Treatment planning issues
Another example of sexism is in dental treatment planning. My niece and nephew inherited their mother's and grandmother's dentition — very small maxilla, very large rotated teeth, severe crowding and crossbites. To my untrained eye, they each needed orthodontic intervention starting at a young age. My nephew, the older of the two siblings, was wearing a groove into the incisal edge of tooth number eight caused by its occlusion with tooth number 26. To put it another way, number eight was rotated 30 degrees, and was in an end-to-end relationship with the lower tooth to a point of damaging the upper central incisor.
I told my brother and his wife to take their son to the orthodontist. I showed them the damage being done to the upper tooth. They took him to their regular GP who said that he wanted to wait until the boy had more permanent teeth.
Two years later, my niece, exhibiting a similar condition at a similar age, was referred to the orthodontist at the tender age of nine. She's had an arch expander, and is now wearing full orthodontic brackets and bands. My nephew is now 13 and just had the remaining primary teeth extracted and will start orthodontic treatment. Every time I see these two kids I become enraged. It's obvious to me that their dentist is recommending treatment based not only on need but a "cute factor."
My nephew is already a little shy, and smiles don't come easy to him.

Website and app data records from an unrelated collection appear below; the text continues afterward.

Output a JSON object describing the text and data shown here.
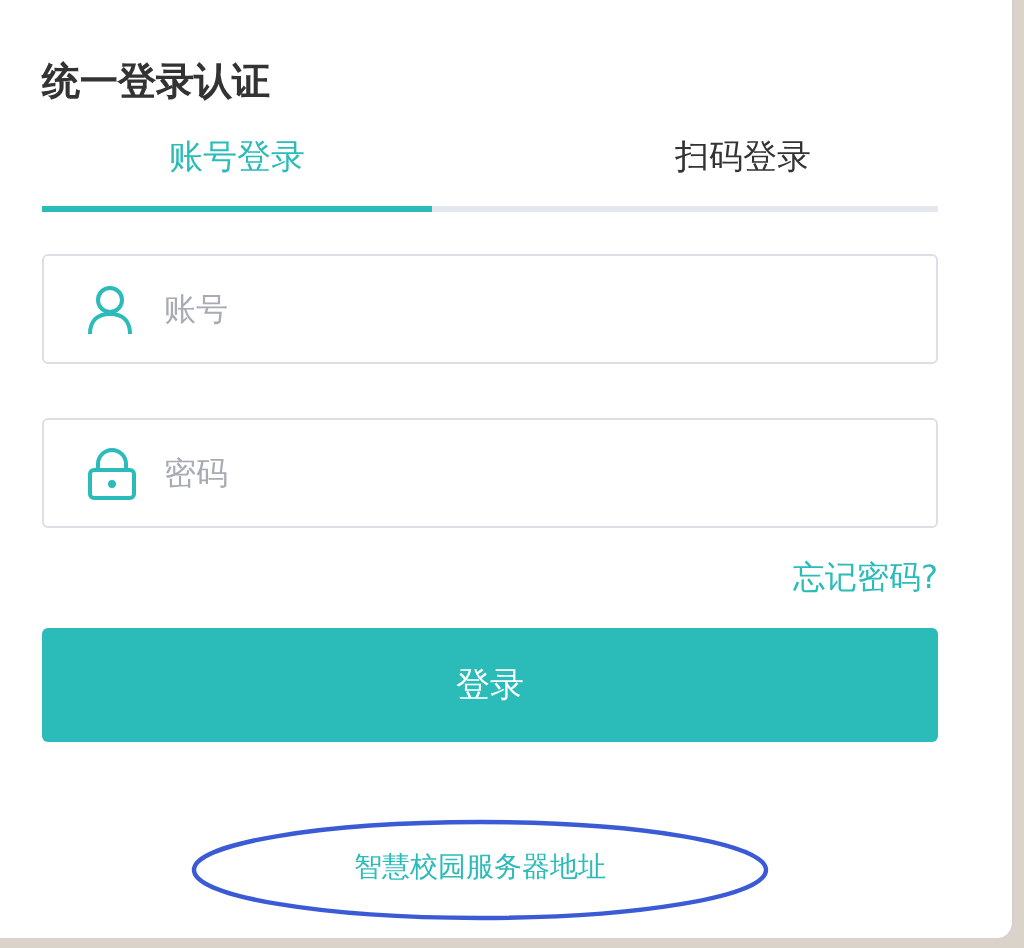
{
  "title": "统一登录认证",
  "tabs": [
    {
      "label": "账号登录",
      "selected": true
    },
    {
      "label": "扫码登录",
      "selected": false
    }
  ],
  "fields": [
    {
      "kind": "user",
      "placeholder": "账号"
    },
    {
      "kind": "lock",
      "placeholder": "密码"
    }
  ],
  "forgot_link": "忘记密码?",
  "login_button": "登录",
  "server_link": "智慧校园服务器地址"
}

Now, when he's developing in a number of psychosocial ways, he has to start orthodontic treatment!
If you think this column is an over-exaggeration of the situation at hand, go to Amazon.com and search books on sexism in language. Seventy-five titles come up. The words we use in society form society as much as the other way around.
A topic came up on one of the Internet lists that I belong to about commercials for oral care products. Many companies have ads where they refer to dentists recommending this or that home care product. They don't refer to the dental hygienist recommending this or that. One commercial in particular is distracting to the point that hygienists are willing to boycott recommending the products. The commercial starts out with the picture of a prophy handpiece, and angle with cup spinning wildly. The voiceover asks the viewer if they like the feeling of their teeth just after the dentist polishes them.

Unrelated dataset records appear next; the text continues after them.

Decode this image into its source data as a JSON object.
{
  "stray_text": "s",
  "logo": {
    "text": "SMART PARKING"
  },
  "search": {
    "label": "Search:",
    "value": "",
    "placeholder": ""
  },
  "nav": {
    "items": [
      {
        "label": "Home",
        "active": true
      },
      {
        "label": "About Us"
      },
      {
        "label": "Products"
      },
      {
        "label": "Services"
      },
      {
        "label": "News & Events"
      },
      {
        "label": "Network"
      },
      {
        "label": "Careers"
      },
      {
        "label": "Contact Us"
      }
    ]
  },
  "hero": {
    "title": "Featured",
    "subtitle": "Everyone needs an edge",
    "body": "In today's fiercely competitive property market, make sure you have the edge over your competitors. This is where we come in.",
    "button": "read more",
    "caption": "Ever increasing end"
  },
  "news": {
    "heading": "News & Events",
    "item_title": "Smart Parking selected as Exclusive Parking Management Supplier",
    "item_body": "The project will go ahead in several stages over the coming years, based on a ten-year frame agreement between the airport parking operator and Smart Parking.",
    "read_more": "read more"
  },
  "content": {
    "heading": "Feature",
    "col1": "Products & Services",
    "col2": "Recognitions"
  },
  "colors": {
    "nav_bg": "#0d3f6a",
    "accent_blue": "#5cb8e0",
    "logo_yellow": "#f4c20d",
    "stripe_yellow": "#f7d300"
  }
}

Hygienists all over this country are struggling to keep an identity. Hygienists are the ones in the office making purchasing decisions. The practice owner signs the checks, and often the practice owner is a dentist. The fact remains that hygienists make purchasing decisions, and make recommendations for oral care products to their patient/clients. Stiffing hygienists in print and commercial ads is not wise.
Escaping sexism starts with us, however. Watching our own attitudes and language is a good start. Hygienists must become aware of difficulty and discomfort when gender issues arise. Don't assume, and don't become angry when others assume. Instead, raise awareness, because it comes naturally to us.

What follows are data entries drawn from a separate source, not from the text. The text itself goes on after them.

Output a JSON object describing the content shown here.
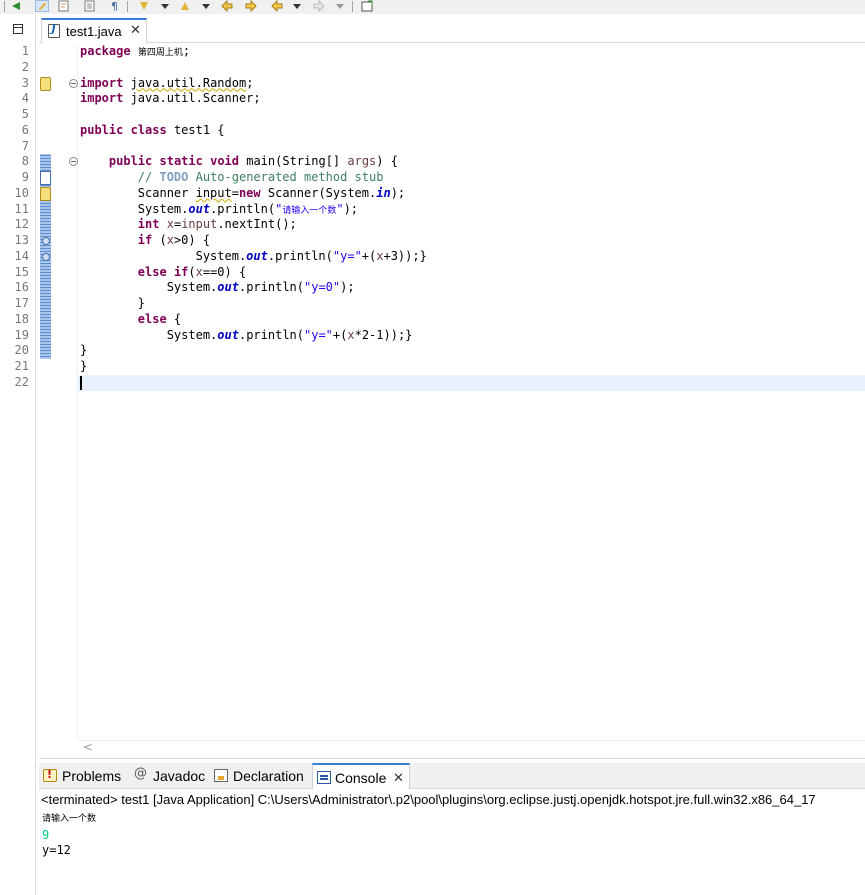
{
  "editor": {
    "tab_label": "test1.java",
    "tab_close": "✕",
    "code_lines": [
      {
        "n": "1",
        "parts": [
          {
            "c": "kw",
            "t": "package"
          },
          {
            "c": "",
            "t": " "
          },
          {
            "c": "cjk",
            "t": "第四周上机"
          },
          {
            "c": "",
            "t": ";"
          }
        ]
      },
      {
        "n": "2",
        "parts": []
      },
      {
        "n": "3",
        "parts": [
          {
            "c": "kw",
            "t": "import"
          },
          {
            "c": "",
            "t": " "
          },
          {
            "c": "warn-ul",
            "t": "java.util.Random"
          },
          {
            "c": "",
            "t": ";"
          }
        ]
      },
      {
        "n": "4",
        "parts": [
          {
            "c": "kw",
            "t": "import"
          },
          {
            "c": "",
            "t": " java.util.Scanner;"
          }
        ]
      },
      {
        "n": "5",
        "parts": []
      },
      {
        "n": "6",
        "parts": [
          {
            "c": "kw",
            "t": "public"
          },
          {
            "c": "",
            "t": " "
          },
          {
            "c": "kw",
            "t": "class"
          },
          {
            "c": "",
            "t": " test1 {"
          }
        ]
      },
      {
        "n": "7",
        "parts": []
      },
      {
        "n": "8",
        "parts": [
          {
            "c": "",
            "t": "    "
          },
          {
            "c": "kw",
            "t": "public"
          },
          {
            "c": "",
            "t": " "
          },
          {
            "c": "kw",
            "t": "static"
          },
          {
            "c": "",
            "t": " "
          },
          {
            "c": "kw",
            "t": "void"
          },
          {
            "c": "",
            "t": " main(String[] "
          },
          {
            "c": "var",
            "t": "args"
          },
          {
            "c": "",
            "t": ") {"
          }
        ]
      },
      {
        "n": "9",
        "parts": [
          {
            "c": "",
            "t": "        "
          },
          {
            "c": "cm",
            "t": "// "
          },
          {
            "c": "todo",
            "t": "TODO"
          },
          {
            "c": "cm",
            "t": " Auto-generated method stub"
          }
        ]
      },
      {
        "n": "10",
        "parts": [
          {
            "c": "",
            "t": "        Scanner "
          },
          {
            "c": "warn-ul",
            "t": "input"
          },
          {
            "c": "",
            "t": "="
          },
          {
            "c": "kw",
            "t": "new"
          },
          {
            "c": "",
            "t": " Scanner(System."
          },
          {
            "c": "fld",
            "t": "in"
          },
          {
            "c": "",
            "t": ");"
          }
        ]
      },
      {
        "n": "11",
        "parts": [
          {
            "c": "",
            "t": "        System."
          },
          {
            "c": "fld",
            "t": "out"
          },
          {
            "c": "",
            "t": ".println("
          },
          {
            "c": "str",
            "t": "\""
          },
          {
            "c": "str cjk",
            "t": "请输入一个数"
          },
          {
            "c": "str",
            "t": "\""
          },
          {
            "c": "",
            "t": ");"
          }
        ]
      },
      {
        "n": "12",
        "parts": [
          {
            "c": "",
            "t": "        "
          },
          {
            "c": "kw",
            "t": "int"
          },
          {
            "c": "",
            "t": " "
          },
          {
            "c": "var",
            "t": "x"
          },
          {
            "c": "",
            "t": "="
          },
          {
            "c": "var",
            "t": "input"
          },
          {
            "c": "",
            "t": ".nextInt();"
          }
        ]
      },
      {
        "n": "13",
        "parts": [
          {
            "c": "",
            "t": "        "
          },
          {
            "c": "kw",
            "t": "if"
          },
          {
            "c": "",
            "t": " ("
          },
          {
            "c": "var",
            "t": "x"
          },
          {
            "c": "",
            "t": ">0) {"
          }
        ]
      },
      {
        "n": "14",
        "parts": [
          {
            "c": "",
            "t": "                System."
          },
          {
            "c": "fld",
            "t": "out"
          },
          {
            "c": "",
            "t": ".println("
          },
          {
            "c": "str",
            "t": "\"y=\""
          },
          {
            "c": "",
            "t": "+("
          },
          {
            "c": "var",
            "t": "x"
          },
          {
            "c": "",
            "t": "+3));}"
          }
        ]
      },
      {
        "n": "15",
        "parts": [
          {
            "c": "",
            "t": "        "
          },
          {
            "c": "kw",
            "t": "else"
          },
          {
            "c": "",
            "t": " "
          },
          {
            "c": "kw",
            "t": "if"
          },
          {
            "c": "",
            "t": "("
          },
          {
            "c": "var",
            "t": "x"
          },
          {
            "c": "",
            "t": "==0) {"
          }
        ]
      },
      {
        "n": "16",
        "parts": [
          {
            "c": "",
            "t": "            System."
          },
          {
            "c": "fld",
            "t": "out"
          },
          {
            "c": "",
            "t": ".println("
          },
          {
            "c": "str",
            "t": "\"y=0\""
          },
          {
            "c": "",
            "t": ");"
          }
        ]
      },
      {
        "n": "17",
        "parts": [
          {
            "c": "",
            "t": "        }"
          }
        ]
      },
      {
        "n": "18",
        "parts": [
          {
            "c": "",
            "t": "        "
          },
          {
            "c": "kw",
            "t": "else"
          },
          {
            "c": "",
            "t": " {"
          }
        ]
      },
      {
        "n": "19",
        "parts": [
          {
            "c": "",
            "t": "            System."
          },
          {
            "c": "fld",
            "t": "out"
          },
          {
            "c": "",
            "t": ".println("
          },
          {
            "c": "str",
            "t": "\"y=\""
          },
          {
            "c": "",
            "t": "+("
          },
          {
            "c": "var",
            "t": "x"
          },
          {
            "c": "",
            "t": "*2-1));}"
          }
        ]
      },
      {
        "n": "20",
        "parts": [
          {
            "c": "",
            "t": "}"
          }
        ]
      },
      {
        "n": "21",
        "parts": [
          {
            "c": "",
            "t": "}"
          }
        ]
      },
      {
        "n": "22",
        "parts": []
      }
    ]
  },
  "panel": {
    "tabs": [
      {
        "name": "problems",
        "label": "Problems",
        "icon": "problems-icon"
      },
      {
        "name": "javadoc",
        "label": "Javadoc",
        "icon": "javadoc-icon"
      },
      {
        "name": "declaration",
        "label": "Declaration",
        "icon": "declaration-icon"
      },
      {
        "name": "console",
        "label": "Console",
        "icon": "console-icon"
      }
    ],
    "console_close": "✕",
    "status": "<terminated> test1 [Java Application] C:\\Users\\Administrator\\.p2\\pool\\plugins\\org.eclipse.justj.openjdk.hotspot.jre.full.win32.x86_64_17",
    "output": {
      "prompt": "请输入一个数",
      "user_input": "9",
      "result": "y=12"
    }
  },
  "colors": {
    "keyword": "#7f0055",
    "comment": "#3f7f5f",
    "string": "#2a00ff",
    "console_input": "#00c87d",
    "accent": "#3a7bd5"
  }
}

Shirley Gutkowski, RDH, BSDH, has been a full time practicing dental hygienist in Madison, Wis., since 1986. Ms. Gutkowski is published in print and on Internet sites, and speaks to groups through Cross Links Presentations. She can be contacted at [email protected].